▶ Exercise instructions: Every single entry below should be reproduced verbatim.

App and web page records
# # # # #

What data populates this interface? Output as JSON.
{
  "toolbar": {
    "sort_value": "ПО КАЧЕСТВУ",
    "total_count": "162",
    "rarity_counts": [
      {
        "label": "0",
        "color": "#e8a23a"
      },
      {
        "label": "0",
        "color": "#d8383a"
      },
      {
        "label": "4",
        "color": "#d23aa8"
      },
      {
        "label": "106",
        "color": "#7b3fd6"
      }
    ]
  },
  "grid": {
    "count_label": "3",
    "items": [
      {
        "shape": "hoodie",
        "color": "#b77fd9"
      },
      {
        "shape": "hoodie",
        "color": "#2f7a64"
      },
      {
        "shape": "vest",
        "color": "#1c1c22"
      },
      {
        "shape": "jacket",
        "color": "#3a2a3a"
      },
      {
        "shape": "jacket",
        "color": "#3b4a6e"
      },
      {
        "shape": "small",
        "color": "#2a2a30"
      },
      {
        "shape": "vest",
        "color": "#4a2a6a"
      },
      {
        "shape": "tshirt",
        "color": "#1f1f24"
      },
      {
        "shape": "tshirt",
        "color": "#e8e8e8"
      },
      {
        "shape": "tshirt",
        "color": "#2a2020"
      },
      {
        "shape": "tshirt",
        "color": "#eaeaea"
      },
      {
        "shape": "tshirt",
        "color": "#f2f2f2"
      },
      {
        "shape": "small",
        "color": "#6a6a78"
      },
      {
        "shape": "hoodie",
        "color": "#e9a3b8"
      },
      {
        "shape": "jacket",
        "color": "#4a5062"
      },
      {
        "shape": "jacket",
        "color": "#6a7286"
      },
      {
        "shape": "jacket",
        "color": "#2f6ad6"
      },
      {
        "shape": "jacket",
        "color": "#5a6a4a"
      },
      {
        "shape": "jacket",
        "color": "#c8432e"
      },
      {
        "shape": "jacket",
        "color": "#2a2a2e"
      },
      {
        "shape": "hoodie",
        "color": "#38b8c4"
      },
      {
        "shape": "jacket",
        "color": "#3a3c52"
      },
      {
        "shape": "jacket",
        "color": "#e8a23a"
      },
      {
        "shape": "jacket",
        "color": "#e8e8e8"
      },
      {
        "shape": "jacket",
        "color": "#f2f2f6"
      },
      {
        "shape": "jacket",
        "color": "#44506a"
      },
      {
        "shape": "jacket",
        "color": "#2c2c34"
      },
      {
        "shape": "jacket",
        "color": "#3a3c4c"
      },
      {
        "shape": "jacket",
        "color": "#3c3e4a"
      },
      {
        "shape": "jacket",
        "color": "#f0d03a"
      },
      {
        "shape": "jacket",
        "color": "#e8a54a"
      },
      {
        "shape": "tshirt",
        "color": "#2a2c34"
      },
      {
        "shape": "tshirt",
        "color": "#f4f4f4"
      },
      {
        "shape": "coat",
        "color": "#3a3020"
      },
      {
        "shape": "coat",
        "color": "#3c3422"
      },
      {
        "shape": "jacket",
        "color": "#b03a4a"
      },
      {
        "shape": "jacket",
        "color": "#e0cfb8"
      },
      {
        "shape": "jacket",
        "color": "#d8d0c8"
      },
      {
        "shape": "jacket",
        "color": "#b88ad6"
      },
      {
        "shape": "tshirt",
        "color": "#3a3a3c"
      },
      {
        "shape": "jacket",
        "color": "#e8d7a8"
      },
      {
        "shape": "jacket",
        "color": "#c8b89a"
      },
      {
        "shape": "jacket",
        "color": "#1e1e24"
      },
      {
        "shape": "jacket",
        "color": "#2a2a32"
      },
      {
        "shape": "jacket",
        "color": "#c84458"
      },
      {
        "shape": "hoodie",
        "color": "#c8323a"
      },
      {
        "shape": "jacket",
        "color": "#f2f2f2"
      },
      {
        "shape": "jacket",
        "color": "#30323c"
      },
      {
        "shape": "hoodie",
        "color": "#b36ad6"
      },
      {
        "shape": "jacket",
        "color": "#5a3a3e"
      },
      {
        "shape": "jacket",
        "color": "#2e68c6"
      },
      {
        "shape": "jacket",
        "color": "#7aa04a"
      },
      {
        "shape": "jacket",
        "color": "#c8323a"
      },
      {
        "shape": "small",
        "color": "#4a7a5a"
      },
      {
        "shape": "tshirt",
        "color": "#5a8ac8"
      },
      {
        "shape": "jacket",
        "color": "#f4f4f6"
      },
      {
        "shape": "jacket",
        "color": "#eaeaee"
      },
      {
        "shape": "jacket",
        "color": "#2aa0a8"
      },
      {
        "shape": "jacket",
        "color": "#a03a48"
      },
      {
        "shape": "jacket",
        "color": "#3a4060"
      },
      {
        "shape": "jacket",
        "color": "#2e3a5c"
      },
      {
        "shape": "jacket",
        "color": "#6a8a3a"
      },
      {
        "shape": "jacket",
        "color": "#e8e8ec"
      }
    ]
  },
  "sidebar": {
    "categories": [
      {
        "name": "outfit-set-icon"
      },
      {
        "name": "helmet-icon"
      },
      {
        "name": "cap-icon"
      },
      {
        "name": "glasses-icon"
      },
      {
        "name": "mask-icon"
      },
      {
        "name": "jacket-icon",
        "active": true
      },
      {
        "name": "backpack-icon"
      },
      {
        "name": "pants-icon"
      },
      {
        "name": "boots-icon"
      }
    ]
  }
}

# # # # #

▶ Written answer:
What data populates this interface? Output as JSON.
{
  "toolbar": {
    "sort_value": "ПО КАЧЕСТВУ",
    "total_count": "162",
    "rarity_counts": [
      {
        "label": "0",
        "color": "#e8a23a"
      },
      {
        "label": "0",
        "color": "#d8383a"
      },
      {
        "label": "4",
        "color": "#d23aa8"
      },
      {
        "label": "106",
        "color": "#7b3fd6"
      }
    ]
  },
  "grid": {
    "count_label": "3",
    "items": [
      {
        "shape": "hoodie",
        "color": "#b77fd9"
      },
      {
        "shape": "hoodie",
        "color": "#2f7a64"
      },
      {
        "shape": "vest",
        "color": "#1c1c22"
      },
      {
        "shape": "jacket",
        "color": "#3a2a3a"
      },
      {
        "shape": "jacket",
        "color": "#3b4a6e"
      },
      {
        "shape": "small",
        "color": "#2a2a30"
      },
      {
        "shape": "vest",
        "color": "#4a2a6a"
      },
      {
        "shape": "tshirt",
        "color": "#1f1f24"
      },
      {
        "shape": "tshirt",
        "color": "#e8e8e8"
      },
      {
        "shape": "tshirt",
        "color": "#2a2020"
      },
      {
        "shape": "tshirt",
        "color": "#eaeaea"
      },
      {
        "shape": "tshirt",
        "color": "#f2f2f2"
      },
      {
        "shape": "small",
        "color": "#6a6a78"
      },
      {
        "shape": "hoodie",
        "color": "#e9a3b8"
      },
      {
        "shape": "jacket",
        "color": "#4a5062"
      },
      {
        "shape": "jacket",
        "color": "#6a7286"
      },
      {
        "shape": "jacket",
        "color": "#2f6ad6"
      },
      {
        "shape": "jacket",
        "color": "#5a6a4a"
      },
      {
        "shape": "jacket",
        "color": "#c8432e"
      },
      {
        "shape": "jacket",
        "color": "#2a2a2e"
      },
      {
        "shape": "hoodie",
        "color": "#38b8c4"
      },
      {
        "shape": "jacket",
        "color": "#3a3c52"
      },
      {
        "shape": "jacket",
        "color": "#e8a23a"
      },
      {
        "shape": "jacket",
        "color": "#e8e8e8"
      },
      {
        "shape": "jacket",
        "color": "#f2f2f6"
      },
      {
        "shape": "jacket",
        "color": "#44506a"
      },
      {
        "shape": "jacket",
        "color": "#2c2c34"
      },
      {
        "shape": "jacket",
        "color": "#3a3c4c"
      },
      {
        "shape": "jacket",
        "color": "#3c3e4a"
      },
      {
        "shape": "jacket",
        "color": "#f0d03a"
      },
      {
        "shape": "jacket",
        "color": "#e8a54a"
      },
      {
        "shape": "tshirt",
        "color": "#2a2c34"
      },
      {
        "shape": "tshirt",
        "color": "#f4f4f4"
      },
      {
        "shape": "coat",
        "color": "#3a3020"
      },
      {
        "shape": "coat",
        "color": "#3c3422"
      },
      {
        "shape": "jacket",
        "color": "#b03a4a"
      },
      {
        "shape": "jacket",
        "color": "#e0cfb8"
      },
      {
        "shape": "jacket",
        "color": "#d8d0c8"
      },
      {
        "shape": "jacket",
        "color": "#b88ad6"
      },
      {
        "shape": "tshirt",
        "color": "#3a3a3c"
      },
      {
        "shape": "jacket",
        "color": "#e8d7a8"
      },
      {
        "shape": "jacket",
        "color": "#c8b89a"
      },
      {
        "shape": "jacket",
        "color": "#1e1e24"
      },
      {
        "shape": "jacket",
        "color": "#2a2a32"
      },
      {
        "shape": "jacket",
        "color": "#c84458"
      },
      {
        "shape": "hoodie",
        "color": "#c8323a"
      },
      {
        "shape": "jacket",
        "color": "#f2f2f2"
      },
      {
        "shape": "jacket",
        "color": "#30323c"
      },
      {
        "shape": "hoodie",
        "color": "#b36ad6"
      },
      {
        "shape": "jacket",
        "color": "#5a3a3e"
      },
      {
        "shape": "jacket",
        "color": "#2e68c6"
      },
      {
        "shape": "jacket",
        "color": "#7aa04a"
      },
      {
        "shape": "jacket",
        "color": "#c8323a"
      },
      {
        "shape": "small",
        "color": "#4a7a5a"
      },
      {
        "shape": "tshirt",
        "color": "#5a8ac8"
      },
      {
        "shape": "jacket",
        "color": "#f4f4f6"
      },
      {
        "shape": "jacket",
        "color": "#eaeaee"
      },
      {
        "shape": "jacket",
        "color": "#2aa0a8"
      },
      {
        "shape": "jacket",
        "color": "#a03a48"
      },
      {
        "shape": "jacket",
        "color": "#3a4060"
      },
      {
        "shape": "jacket",
        "color": "#2e3a5c"
      },
      {
        "shape": "jacket",
        "color": "#6a8a3a"
      },
      {
        "shape": "jacket",
        "color": "#e8e8ec"
      }
    ]
  },
  "sidebar": {
    "categories": [
      {
        "name": "outfit-set-icon"
      },
      {
        "name": "helmet-icon"
      },
      {
        "name": "cap-icon"
      },
      {
        "name": "glasses-icon"
      },
      {
        "name": "mask-icon"
      },
      {
        "name": "jacket-icon",
        "active": true
      },
      {
        "name": "backpack-icon"
      },
      {
        "name": "pants-icon"
      },
      {
        "name": "boots-icon"
      }
    ]
  }
}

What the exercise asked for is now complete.